EXERCISE AIM - Search the records for the string "fraction", and show each line where it appears.
== INFORMATION SUPPLIED
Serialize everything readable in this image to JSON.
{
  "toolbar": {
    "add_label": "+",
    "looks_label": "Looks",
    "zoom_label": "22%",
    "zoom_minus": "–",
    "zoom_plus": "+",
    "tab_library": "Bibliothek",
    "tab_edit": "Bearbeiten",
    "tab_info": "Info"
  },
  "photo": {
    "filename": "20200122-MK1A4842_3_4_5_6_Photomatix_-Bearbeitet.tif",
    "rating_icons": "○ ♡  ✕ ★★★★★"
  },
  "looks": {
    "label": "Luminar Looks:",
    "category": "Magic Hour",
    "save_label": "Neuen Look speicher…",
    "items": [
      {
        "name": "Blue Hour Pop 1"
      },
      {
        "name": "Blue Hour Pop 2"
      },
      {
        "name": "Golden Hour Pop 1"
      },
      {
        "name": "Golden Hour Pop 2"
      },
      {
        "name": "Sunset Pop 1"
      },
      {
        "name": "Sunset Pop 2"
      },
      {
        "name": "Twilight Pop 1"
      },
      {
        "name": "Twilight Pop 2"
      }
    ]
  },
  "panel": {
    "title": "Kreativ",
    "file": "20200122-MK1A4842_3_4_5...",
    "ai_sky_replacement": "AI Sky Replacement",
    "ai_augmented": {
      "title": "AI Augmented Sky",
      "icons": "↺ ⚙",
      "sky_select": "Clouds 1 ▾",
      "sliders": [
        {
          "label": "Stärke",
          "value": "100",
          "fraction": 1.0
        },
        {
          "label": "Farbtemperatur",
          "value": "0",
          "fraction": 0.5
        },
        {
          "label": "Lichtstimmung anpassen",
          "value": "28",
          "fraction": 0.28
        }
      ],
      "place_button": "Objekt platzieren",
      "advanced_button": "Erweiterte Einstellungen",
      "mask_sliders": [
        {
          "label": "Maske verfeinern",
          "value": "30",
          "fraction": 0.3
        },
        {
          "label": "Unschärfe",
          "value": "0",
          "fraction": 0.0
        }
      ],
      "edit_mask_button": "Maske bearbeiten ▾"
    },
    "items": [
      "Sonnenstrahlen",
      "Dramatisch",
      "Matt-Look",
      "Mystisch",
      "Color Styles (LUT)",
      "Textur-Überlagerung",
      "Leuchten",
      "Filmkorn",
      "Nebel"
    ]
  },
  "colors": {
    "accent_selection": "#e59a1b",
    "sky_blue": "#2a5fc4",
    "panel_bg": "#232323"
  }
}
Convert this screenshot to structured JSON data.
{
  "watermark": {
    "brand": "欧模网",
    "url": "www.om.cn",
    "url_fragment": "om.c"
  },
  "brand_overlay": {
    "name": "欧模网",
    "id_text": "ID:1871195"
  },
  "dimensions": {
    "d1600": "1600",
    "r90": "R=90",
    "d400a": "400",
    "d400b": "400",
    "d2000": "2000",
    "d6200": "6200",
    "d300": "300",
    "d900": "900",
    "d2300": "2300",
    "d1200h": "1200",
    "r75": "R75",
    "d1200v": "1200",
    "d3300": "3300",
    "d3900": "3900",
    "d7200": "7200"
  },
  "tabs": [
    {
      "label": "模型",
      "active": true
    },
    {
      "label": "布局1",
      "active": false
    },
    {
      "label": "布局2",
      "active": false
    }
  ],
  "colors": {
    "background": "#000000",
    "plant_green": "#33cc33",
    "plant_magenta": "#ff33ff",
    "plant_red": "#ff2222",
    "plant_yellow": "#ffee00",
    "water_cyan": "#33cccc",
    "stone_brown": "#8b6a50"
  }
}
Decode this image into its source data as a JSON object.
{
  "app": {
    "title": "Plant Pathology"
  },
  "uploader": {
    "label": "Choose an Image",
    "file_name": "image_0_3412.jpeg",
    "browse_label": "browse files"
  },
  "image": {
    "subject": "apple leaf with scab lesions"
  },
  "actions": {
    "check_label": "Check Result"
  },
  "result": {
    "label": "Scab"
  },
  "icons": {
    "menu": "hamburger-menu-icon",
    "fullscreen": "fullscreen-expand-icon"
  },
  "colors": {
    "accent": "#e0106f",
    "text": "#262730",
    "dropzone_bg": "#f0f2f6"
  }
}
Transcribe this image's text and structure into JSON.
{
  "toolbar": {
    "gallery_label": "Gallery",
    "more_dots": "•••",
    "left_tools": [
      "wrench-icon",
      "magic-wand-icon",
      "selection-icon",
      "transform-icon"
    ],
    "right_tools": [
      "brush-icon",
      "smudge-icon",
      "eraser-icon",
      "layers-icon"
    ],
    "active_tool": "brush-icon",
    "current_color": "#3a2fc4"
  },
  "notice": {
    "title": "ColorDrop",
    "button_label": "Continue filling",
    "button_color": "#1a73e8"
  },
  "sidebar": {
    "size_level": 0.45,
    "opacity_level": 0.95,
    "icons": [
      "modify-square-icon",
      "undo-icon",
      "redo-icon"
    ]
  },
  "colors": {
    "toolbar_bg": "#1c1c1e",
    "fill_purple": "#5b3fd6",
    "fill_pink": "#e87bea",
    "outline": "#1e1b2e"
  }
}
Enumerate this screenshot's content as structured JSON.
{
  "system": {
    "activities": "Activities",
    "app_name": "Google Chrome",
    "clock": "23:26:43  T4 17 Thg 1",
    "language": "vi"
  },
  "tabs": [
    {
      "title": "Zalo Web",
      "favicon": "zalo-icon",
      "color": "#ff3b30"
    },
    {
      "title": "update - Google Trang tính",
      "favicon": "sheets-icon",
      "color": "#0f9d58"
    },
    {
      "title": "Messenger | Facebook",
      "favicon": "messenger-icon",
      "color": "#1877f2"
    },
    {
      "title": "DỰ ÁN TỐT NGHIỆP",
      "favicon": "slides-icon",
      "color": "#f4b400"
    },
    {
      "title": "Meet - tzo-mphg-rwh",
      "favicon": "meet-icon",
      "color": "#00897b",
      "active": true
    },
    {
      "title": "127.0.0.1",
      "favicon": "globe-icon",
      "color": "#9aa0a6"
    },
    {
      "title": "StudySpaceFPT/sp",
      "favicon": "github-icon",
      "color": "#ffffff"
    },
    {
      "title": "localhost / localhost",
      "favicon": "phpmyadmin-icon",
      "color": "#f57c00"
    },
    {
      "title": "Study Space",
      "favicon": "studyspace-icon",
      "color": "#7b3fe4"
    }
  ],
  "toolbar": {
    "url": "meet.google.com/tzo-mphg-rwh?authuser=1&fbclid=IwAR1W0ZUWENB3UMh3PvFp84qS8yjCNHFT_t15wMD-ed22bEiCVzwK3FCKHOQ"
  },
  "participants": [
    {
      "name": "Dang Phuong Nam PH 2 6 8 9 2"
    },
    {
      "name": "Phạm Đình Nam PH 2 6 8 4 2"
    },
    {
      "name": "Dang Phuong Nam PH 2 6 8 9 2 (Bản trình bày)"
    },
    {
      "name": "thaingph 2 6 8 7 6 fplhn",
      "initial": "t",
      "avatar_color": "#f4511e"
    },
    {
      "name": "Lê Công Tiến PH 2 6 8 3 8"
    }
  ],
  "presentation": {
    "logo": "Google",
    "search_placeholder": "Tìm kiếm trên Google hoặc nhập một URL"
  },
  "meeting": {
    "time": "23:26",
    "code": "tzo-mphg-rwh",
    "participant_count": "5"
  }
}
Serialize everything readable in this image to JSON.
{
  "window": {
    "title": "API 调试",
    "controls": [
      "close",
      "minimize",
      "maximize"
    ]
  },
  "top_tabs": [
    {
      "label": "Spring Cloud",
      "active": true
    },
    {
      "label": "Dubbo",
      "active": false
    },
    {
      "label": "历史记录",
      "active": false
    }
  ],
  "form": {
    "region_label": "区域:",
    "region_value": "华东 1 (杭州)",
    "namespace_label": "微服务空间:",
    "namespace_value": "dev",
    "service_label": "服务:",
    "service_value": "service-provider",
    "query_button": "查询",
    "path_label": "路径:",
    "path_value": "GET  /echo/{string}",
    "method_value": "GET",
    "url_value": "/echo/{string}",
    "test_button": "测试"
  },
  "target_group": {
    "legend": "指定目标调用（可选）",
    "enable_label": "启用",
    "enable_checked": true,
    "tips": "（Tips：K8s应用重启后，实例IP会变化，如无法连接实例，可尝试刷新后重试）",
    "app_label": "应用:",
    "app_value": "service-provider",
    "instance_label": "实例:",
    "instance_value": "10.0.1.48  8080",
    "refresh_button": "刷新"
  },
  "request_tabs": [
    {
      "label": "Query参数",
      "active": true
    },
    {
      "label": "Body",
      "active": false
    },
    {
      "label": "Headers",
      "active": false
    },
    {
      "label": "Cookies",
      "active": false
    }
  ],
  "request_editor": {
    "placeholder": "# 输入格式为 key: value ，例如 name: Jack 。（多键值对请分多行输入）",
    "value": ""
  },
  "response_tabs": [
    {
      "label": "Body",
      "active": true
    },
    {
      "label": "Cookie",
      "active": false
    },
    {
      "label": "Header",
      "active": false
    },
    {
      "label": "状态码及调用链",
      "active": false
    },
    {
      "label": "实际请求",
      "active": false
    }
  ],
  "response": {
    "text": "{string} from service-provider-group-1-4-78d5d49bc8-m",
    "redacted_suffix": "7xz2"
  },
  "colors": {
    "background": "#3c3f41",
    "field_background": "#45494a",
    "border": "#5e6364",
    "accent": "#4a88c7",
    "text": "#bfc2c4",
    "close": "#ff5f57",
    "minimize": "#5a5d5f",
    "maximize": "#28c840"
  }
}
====
TASK OUTPUT -
          "fraction": 1.0
          "fraction": 0.5
          "fraction": 0.28
          "fraction": 0.3
          "fraction": 0.0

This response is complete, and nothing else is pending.